Wal-Mart,Kroger,Costco,and even Amazon are getting into the drug business. Their goal is to get you in the door (or on the website) by any means necessary. For example, about a decade ago, Wal-Mart accomplished this by selling generic amoxicillin for just $4. Consumers came for the dirt-cheap drugs and, while they were there, bought orange juice, milk, and chicken noodle soup. It’s a straightforward model, and it still works today; you can find good deals on basic drugs at big box stores.
Use Price comparison tools
Check with your insurance plan for comparison tools. If you don’t have one with your plan or are uninsured, check with the following: GoodRx, One RX, or use our partner SingleCare’s tool on our How to Save page. They all will provide pricing for prescriptions at their negotiated prices. Compare them all. You’ll be surprised to find they are different. Also, compare one pharmacy location with one in another area of town. Sometimes there is different pricing, so it pays to look.
Note: When using one of the discount cards with your health plan, make sure the drug is on your formulary (approved drug list). Research the discount programs for the exact drug. Ask you pharmacist what the cost of the drug is through your health plan. If the discount card is lower, use it instead of your health plan. Then file that drug as a claim. You can access claims through your health insurance carriers’ web portal. It’s worth the extra effort. Check it out.
Use Over-the-Counter (OTC) First, Then Generic, Then Compare Brand vs. Brand
Generics are generally cheaper than brands. Unfortunately, you need to be aware of the industry’s trend to “patent stack” generics, significantly increasing their price (EpiPen). Therefore, check the over-the-counter alternative. Many times, the prescription for a generic scripted drug is about convenience (for instance, take one pill a day instead of two or four). Remember, you pay for that!
Also, check multi-source brand drugs (where there are multiple branded drugs, no generics, treat- ing the same symptom) and determine which has the highest efficacy: best price, similar medical outcome.
Get Your Prescriptions Through Mail Order
If you’re on a maintenance drug and your plan offers a mail order program, you may be able to save some money. If your plan has copays for a thirty- day supply, check what the copay is for the mail order at ninety days. It could be less, so it’s worth trying.
Also, the mail-order pricing may be more attractive than the retail.
Buy In Bulk. Get Your Doctor To Prescribe For Longer Periods
Did you know your doctor can prescribe a years’ worth of maintenance medication versus a thirty- or ninety-day supply? They can, and it can save you a lot. Use the highlighted shopping tools for a twelve-month supply. Currently, you can buy a year’s supply of atorvastatin, a generic statin heart medicine, for 20 percent less than buying a thirty-day supply each month for a year.
Buy In Higher Dosage And Split The Pills
Getting a higher dosage and splitting the pill may be less expensive. Ask your doctor, pharmacist, or insurance company if higher dosage and pill splitting would work in your situation.
Use Patient Assistance Programs (PAP)

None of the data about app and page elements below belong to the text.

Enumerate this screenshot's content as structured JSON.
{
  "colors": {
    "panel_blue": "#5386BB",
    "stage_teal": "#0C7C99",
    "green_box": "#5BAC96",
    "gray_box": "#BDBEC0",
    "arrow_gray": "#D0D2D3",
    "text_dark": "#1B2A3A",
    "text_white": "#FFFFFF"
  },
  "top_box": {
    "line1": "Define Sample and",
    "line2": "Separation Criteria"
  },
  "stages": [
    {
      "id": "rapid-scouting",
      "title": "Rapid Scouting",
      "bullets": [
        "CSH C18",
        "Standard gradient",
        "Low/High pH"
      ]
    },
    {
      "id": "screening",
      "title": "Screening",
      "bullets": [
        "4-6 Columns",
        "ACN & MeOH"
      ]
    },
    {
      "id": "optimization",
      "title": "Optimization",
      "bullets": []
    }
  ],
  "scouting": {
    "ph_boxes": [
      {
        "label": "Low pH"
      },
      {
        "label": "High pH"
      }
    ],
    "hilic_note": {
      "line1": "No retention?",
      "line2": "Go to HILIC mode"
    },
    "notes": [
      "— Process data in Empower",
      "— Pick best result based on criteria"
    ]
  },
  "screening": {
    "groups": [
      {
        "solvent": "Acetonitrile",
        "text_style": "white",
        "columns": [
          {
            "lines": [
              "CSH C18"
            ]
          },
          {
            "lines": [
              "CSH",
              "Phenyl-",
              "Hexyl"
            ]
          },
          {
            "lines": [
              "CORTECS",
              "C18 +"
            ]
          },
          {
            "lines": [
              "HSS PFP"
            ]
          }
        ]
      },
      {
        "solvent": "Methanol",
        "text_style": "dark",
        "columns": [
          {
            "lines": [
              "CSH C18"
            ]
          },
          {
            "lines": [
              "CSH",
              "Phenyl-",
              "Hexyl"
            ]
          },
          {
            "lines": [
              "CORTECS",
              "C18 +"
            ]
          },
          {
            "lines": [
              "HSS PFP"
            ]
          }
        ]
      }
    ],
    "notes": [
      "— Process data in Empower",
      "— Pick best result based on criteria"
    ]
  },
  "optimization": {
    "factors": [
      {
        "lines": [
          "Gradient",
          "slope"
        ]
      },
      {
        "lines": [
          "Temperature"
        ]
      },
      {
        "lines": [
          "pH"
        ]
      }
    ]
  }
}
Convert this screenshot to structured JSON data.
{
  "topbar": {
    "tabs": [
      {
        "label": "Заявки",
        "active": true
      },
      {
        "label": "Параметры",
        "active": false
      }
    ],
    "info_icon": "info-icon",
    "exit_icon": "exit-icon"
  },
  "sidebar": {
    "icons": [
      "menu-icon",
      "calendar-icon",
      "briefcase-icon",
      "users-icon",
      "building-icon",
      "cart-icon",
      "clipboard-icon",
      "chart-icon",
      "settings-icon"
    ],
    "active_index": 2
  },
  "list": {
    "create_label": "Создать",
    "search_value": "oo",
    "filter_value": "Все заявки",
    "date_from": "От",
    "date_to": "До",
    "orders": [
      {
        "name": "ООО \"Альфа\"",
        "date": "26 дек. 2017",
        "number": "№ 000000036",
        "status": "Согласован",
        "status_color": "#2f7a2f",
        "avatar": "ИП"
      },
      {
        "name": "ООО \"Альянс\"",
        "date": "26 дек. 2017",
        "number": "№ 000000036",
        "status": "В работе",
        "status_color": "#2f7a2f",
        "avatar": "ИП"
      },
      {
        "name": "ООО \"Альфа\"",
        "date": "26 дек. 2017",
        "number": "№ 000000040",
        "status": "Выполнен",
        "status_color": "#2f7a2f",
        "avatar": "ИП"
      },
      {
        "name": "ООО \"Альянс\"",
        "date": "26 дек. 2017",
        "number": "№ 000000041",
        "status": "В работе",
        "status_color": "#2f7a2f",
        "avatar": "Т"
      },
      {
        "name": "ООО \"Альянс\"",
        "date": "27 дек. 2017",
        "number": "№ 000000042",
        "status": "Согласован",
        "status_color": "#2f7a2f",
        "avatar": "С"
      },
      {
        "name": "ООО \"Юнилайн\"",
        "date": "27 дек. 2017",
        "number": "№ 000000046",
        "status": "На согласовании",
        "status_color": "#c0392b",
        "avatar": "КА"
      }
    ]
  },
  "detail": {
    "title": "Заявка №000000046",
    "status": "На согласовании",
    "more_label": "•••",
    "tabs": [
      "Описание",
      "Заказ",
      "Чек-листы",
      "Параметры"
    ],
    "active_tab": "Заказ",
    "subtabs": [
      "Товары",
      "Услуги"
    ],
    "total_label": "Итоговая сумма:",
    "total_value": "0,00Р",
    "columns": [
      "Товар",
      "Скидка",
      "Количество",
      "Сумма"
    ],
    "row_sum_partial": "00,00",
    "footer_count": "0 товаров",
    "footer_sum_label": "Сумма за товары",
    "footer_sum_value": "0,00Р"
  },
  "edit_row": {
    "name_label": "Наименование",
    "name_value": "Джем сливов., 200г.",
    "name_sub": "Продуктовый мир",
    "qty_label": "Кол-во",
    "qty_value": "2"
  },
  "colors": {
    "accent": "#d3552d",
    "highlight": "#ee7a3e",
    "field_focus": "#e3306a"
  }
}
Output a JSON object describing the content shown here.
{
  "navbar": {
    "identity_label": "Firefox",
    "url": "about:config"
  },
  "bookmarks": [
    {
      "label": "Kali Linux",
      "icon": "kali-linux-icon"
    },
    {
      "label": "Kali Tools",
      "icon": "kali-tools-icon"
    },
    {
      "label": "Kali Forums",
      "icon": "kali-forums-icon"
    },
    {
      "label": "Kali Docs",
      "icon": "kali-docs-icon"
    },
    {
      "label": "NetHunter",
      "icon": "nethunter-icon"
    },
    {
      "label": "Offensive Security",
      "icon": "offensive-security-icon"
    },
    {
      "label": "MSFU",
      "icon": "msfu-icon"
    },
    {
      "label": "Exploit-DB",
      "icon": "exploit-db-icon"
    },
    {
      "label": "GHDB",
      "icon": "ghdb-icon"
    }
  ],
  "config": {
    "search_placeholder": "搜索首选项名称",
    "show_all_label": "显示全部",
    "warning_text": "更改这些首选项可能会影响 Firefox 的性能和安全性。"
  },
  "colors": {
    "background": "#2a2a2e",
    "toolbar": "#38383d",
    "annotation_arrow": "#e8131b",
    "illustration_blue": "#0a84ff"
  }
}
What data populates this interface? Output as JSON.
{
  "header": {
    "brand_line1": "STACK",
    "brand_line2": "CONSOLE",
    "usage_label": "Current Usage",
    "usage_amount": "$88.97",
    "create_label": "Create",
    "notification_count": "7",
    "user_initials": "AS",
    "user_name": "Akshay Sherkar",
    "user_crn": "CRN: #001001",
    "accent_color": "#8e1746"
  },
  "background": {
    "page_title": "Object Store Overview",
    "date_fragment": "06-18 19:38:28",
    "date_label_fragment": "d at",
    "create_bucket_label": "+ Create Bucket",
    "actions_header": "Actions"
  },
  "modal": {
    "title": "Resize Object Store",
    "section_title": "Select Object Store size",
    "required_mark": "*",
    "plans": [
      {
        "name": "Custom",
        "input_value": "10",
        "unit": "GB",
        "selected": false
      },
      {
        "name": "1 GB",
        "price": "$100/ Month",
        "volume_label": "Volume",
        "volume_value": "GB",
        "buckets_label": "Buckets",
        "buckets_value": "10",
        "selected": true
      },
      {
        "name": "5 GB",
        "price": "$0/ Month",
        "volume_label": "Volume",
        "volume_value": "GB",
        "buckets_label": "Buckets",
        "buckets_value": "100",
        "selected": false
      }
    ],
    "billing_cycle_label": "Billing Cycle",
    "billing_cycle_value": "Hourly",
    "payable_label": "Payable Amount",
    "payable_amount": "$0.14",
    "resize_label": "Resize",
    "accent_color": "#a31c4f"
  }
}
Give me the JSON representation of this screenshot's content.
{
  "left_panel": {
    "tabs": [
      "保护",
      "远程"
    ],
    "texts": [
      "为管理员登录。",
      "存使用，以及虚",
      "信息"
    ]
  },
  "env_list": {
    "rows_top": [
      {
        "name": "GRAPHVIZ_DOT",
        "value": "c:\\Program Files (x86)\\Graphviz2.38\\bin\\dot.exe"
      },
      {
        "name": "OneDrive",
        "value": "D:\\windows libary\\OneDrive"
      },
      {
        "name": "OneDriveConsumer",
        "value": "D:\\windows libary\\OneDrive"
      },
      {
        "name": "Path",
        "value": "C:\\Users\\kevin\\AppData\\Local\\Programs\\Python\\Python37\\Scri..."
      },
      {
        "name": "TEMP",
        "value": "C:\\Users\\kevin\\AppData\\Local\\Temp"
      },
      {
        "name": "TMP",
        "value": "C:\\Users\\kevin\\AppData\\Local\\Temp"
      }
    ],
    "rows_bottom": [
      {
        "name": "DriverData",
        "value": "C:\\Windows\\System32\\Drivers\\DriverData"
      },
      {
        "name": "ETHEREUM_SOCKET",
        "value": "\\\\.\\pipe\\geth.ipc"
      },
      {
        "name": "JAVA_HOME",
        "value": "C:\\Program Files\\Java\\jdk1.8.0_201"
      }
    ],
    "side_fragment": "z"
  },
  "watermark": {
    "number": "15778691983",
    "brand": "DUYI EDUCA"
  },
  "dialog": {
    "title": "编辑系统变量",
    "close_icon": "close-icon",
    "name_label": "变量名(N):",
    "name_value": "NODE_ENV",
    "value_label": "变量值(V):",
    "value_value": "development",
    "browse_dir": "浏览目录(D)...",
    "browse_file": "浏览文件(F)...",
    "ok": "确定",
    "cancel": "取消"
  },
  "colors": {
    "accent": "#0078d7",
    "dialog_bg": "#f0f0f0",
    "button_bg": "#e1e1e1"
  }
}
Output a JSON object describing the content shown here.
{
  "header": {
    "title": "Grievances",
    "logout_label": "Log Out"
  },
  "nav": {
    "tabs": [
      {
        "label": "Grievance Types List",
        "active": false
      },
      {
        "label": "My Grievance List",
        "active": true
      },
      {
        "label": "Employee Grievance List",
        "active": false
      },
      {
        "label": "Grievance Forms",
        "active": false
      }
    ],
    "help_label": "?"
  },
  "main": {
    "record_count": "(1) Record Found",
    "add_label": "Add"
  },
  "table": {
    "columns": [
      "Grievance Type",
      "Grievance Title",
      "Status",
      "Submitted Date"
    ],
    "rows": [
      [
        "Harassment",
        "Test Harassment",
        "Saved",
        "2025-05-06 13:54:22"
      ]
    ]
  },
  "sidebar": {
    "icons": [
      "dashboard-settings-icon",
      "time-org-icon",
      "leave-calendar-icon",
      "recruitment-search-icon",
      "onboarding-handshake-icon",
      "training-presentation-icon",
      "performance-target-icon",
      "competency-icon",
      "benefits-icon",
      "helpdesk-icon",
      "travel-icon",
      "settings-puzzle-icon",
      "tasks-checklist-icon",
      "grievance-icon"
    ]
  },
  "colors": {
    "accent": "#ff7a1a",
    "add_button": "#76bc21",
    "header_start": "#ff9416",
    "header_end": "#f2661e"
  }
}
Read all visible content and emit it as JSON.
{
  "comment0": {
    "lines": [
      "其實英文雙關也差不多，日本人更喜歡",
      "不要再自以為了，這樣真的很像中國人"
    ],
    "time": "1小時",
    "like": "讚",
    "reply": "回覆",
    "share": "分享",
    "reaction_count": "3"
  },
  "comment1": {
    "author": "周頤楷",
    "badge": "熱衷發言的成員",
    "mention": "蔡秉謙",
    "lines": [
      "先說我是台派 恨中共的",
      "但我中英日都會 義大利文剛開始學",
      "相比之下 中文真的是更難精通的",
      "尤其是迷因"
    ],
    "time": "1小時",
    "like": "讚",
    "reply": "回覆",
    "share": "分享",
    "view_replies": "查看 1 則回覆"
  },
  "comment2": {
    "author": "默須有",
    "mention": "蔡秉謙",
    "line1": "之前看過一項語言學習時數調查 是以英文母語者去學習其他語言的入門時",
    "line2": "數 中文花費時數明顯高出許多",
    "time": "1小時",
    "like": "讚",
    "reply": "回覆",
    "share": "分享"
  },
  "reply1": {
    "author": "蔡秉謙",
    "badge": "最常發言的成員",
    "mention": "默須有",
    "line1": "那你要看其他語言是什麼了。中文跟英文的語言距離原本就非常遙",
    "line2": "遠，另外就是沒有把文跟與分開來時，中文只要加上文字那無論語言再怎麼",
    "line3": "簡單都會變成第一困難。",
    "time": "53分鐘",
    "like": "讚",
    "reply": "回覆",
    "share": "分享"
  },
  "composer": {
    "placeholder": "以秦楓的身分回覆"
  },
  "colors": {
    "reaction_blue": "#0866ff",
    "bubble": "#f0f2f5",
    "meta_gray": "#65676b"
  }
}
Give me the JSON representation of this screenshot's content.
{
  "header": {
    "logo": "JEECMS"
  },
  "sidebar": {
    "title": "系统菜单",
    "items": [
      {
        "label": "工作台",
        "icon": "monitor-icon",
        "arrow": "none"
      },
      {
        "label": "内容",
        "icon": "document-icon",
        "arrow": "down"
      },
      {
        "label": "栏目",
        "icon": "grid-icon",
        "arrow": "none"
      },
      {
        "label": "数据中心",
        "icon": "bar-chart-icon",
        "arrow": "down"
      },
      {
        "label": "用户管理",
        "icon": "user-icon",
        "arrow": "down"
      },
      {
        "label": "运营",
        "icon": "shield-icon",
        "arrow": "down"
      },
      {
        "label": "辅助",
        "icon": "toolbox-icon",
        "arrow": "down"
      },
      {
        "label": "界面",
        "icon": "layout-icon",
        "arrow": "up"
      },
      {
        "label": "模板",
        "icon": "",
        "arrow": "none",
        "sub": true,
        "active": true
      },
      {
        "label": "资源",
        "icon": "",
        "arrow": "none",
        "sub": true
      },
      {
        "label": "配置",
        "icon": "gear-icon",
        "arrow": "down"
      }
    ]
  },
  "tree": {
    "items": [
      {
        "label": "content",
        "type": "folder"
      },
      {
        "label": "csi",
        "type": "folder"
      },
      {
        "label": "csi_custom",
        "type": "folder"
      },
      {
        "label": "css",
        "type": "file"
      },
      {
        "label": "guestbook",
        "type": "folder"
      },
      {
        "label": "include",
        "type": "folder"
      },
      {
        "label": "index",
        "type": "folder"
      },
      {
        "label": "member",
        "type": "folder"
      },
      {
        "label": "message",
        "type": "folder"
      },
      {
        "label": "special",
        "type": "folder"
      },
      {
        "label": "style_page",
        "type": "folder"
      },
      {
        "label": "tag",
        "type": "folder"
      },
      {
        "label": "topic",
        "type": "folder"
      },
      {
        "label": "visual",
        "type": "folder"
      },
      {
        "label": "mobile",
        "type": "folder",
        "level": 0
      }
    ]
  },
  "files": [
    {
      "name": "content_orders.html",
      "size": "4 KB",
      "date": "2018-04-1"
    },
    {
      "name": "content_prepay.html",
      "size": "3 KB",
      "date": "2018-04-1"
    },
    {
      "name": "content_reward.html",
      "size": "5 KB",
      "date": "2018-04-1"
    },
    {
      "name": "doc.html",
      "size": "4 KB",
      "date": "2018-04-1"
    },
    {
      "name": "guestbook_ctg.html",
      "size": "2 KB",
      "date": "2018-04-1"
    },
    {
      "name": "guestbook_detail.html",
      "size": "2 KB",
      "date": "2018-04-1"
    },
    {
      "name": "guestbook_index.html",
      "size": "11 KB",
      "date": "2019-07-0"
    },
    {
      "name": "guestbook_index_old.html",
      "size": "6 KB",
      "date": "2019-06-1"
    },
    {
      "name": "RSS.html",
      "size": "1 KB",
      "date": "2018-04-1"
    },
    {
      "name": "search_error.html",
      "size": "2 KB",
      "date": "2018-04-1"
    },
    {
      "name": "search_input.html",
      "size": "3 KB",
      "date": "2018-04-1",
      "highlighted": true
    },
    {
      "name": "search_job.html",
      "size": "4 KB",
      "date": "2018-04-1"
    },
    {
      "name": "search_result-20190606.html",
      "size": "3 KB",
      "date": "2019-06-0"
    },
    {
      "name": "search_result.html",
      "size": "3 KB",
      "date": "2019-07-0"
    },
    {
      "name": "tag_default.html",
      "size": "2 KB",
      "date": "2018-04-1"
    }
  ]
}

RX HOPE is a website that lists over two hundred single source drugs that offer patient assistance programs based on income or for those participating in a high-deductible plan—i.e., 50 percent of the country in 2017.
These plans will offer coupons with sometimes dramatic price reductions for a set period of time. I previously highlighted the Eliquis savings, which was through a PAP ($4,440 savings/year). You can also contact the manufacturer of the drug directly and ask for avail- able coupon plans.
These are real techniques that can save you hundreds, even thousands of dollars on your prescription drugs. If you’re worried about talking about costs with your doctor—don’t be. It’s a conversation that is non threatening to them, it’s not like you’re challenging their diagnosis or treatment. Plus, they want to provide you with the best service possible, and if that means facilitating you saving on prescriptions they absolutely want to do it!
Navigating the health care system isn’t always easy, but this checklist gives you the tools you need to start saving.